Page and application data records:
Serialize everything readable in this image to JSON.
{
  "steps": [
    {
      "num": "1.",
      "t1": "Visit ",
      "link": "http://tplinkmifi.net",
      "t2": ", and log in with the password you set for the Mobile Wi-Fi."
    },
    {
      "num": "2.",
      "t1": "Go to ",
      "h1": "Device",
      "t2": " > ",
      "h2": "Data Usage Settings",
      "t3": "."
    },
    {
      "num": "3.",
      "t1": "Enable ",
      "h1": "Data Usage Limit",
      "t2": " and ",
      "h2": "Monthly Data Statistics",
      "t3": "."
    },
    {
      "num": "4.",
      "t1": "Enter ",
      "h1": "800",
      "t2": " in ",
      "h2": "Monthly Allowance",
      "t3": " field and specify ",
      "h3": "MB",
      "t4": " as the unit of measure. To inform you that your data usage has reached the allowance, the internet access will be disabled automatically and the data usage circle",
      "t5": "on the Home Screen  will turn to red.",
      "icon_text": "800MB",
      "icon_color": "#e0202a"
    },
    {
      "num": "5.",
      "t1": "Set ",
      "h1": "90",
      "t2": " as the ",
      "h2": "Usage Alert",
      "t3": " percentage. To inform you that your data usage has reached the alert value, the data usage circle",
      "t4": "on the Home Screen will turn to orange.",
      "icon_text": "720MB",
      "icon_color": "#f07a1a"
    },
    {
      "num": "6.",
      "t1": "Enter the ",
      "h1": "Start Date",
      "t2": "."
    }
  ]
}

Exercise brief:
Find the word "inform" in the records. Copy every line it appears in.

Response:
      "t4": " as the unit of measure. To inform you that your data usage has reached the allowance, the internet access will be disabled automatically and the data usage circle",
      "t3": " percentage. To inform you that your data usage has reached the alert value, the data usage circle",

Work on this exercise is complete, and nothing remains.